Continuing the series of Blogs on Bugs, here’s a collection of some of the bugs that I’ve found over the summer with hopefully helpful tips in identifying the things! Some are strikingly marked whereas some are not so and pose some ID diffculties! Hope you enjoy!
The following bugs are all Plant bugs. Here’s the first;
One of the earliest bugs to be seen in the year commonly found on Oak – Harpocera thoracica. Once seen a couple of times its general appearance makes it easily recognised. This individual is a male, dark in colour with a white stripe down the middle of the pronotum.
This is the female. Slightly more oval in shape and very different in colour being an orangy-brown. You can make out a yellowish stripe down the middle of the pronotum.
This is Deraecoris ruber. It’s colour ranges from orange to black as in the photo. A decent sized bug and as the above species, when seen a couple of times its general appearance gives it away. The very dark colour of the bug in the photo suggests it’s a male. Found on a range of plants particuarly Nettle.

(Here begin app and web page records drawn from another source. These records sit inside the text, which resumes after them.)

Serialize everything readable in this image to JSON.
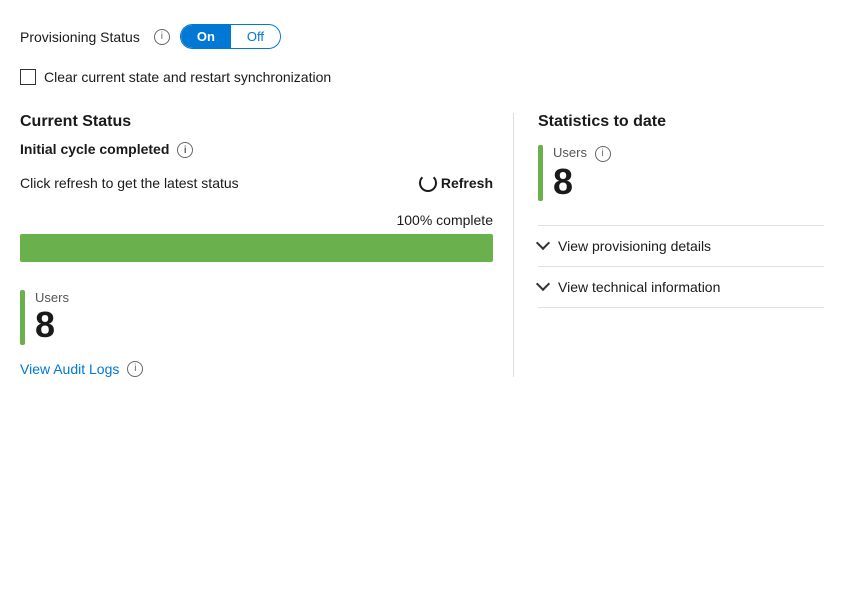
{
  "provisioning": {
    "status_label": "Provisioning Status",
    "info_icon": "i",
    "toggle_on": "On",
    "toggle_off": "Off"
  },
  "checkbox": {
    "label": "Clear current state and restart synchronization"
  },
  "current_status": {
    "title": "Current Status",
    "cycle_label": "Initial cycle completed",
    "refresh_hint": "Click refresh to get the latest status",
    "refresh_label": "Refresh",
    "progress_text": "100% complete",
    "progress_percent": 100
  },
  "users_bottom": {
    "bar_label": "Users",
    "count": "8"
  },
  "audit": {
    "link_label": "View Audit Logs",
    "info_icon": "i"
  },
  "stats": {
    "title": "Statistics to date",
    "users_label": "Users",
    "users_info_icon": "i",
    "users_count": "8"
  },
  "collapsible": {
    "provisioning_details": "View provisioning details",
    "technical_info": "View technical information"
  }
}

This small reddish-brown bug is Psallus varians. It’s general appearance gives it away as a Psallus species but they’re quite a tricky group to identify. In order to identify it I contacted friend and bug expert Jim Flanagan for help. He informed that it looked like P.varians. Sometimes you need a little help!
This is Phytocoris varipes. Phytocoris species are easily recogniseable due to the long hind femora and long 1st antennal segment. Also, the angle at which they hold their legs is helpful. There is a similar species, P. ulmi but this is more uniformly marked and another very scarce species called P. insignis which is confined to heathland in the south. P. varipes is a common species feeding on the flowers and fruits of a range of plants.
This striking bug is Miris striatis. Fairly large with distinctive body markings. Found on Oak and Hawthorn generally it is predatory feeding on small insects. It can only be possibly mistaken for Rhabdomiris striatellus (below);
Similar body markings to M. striatis but the body is more oval shaped. This bug is found on Oak.
One of several black and yellow bugs this is Dryophilocoris flavoquadrimaculatus. A common species found on Oak.
This is one of several similar looking bugs also known as grass bugs which are sometimes difficult to seperate. Above is Stenodema leavigatawhich have a noticeable spur on the hind femora as some species do. I found the individual above just as it was moulting from a nymph to adult. I was then able to see a helpful feature as a nymph which was two red stripes running down the abdomen. Adults overwinter and mate in the spring turning green in colour the new generation are straw coloured as the one above. A common species feeding on the unripe grains of a number of grasses.
The next 4 are all ”little green bugs”. There are many species of green bugs that are quite non-descript and quite tricky to identify. In alot of cases males are needed and close examination of the genatalia is needed to confirm identity.
The first is one of the easier to identify. This is a Black-kneed Capsid (Blepharidopterus angulatus). In the photo you can just make out black bands or patches on the knees giving the bug its name. This individual has quite a yellow scutellum but the depth of colour is very variable. A very common species found on a variety of deciduous trees. It is partly predatory and red spider mites constitute a large part of its diet.
This ended up being one of the not so easy ones! This is an Orthotylus species. Now determining species on external features alone is very difficult and examination of the genatalia is needed really for confirmation of species. A couple of features to notice are that the veins in the wing membrane are a greenish colour and you can see that the body is covered in dense pale hairs. These and the fact that I found it on a willow (Salix sp.) points to it being O. marginalis. However, like I mentioned it needed to be checked more thoroughly.
For this one I sought the help of Jim Flanagan again. I just potted it up and handed it to him! Luckily it was a male and it turned out to be a Common Green Capsid (Lygocoris pabulinus). As the name suggests it’s a common species and is found on a range of plants.
Last of the green’uns is Plagiognathus chrysanthemi. A little easier to identify as it’s more oval in shape and is covered in dark hairs which you can make out in the photo. You can also see dark hairs on the legs which are set in black spots.
And finally, the last bug to feature is a Lacebug.
The general appearance is characteristic of the very pretty Lacebugs. This is a Creeping Thistle Lacebug (Tingis ampliata). It is commonly found on its’ hostplant Creeping Thistle (Cirsium arvense). A very similar species is the Spear Thistle Lacebug (T. cardui) and you can probably guess its’ hostplant is Spear Thistle (C. vulgare).
Well, thats all the bugs for this summer I think. Here’s a quick link to the last blog on these overlooked but stunning insects;
Thanks for reading!
All photos – Ashley Watson.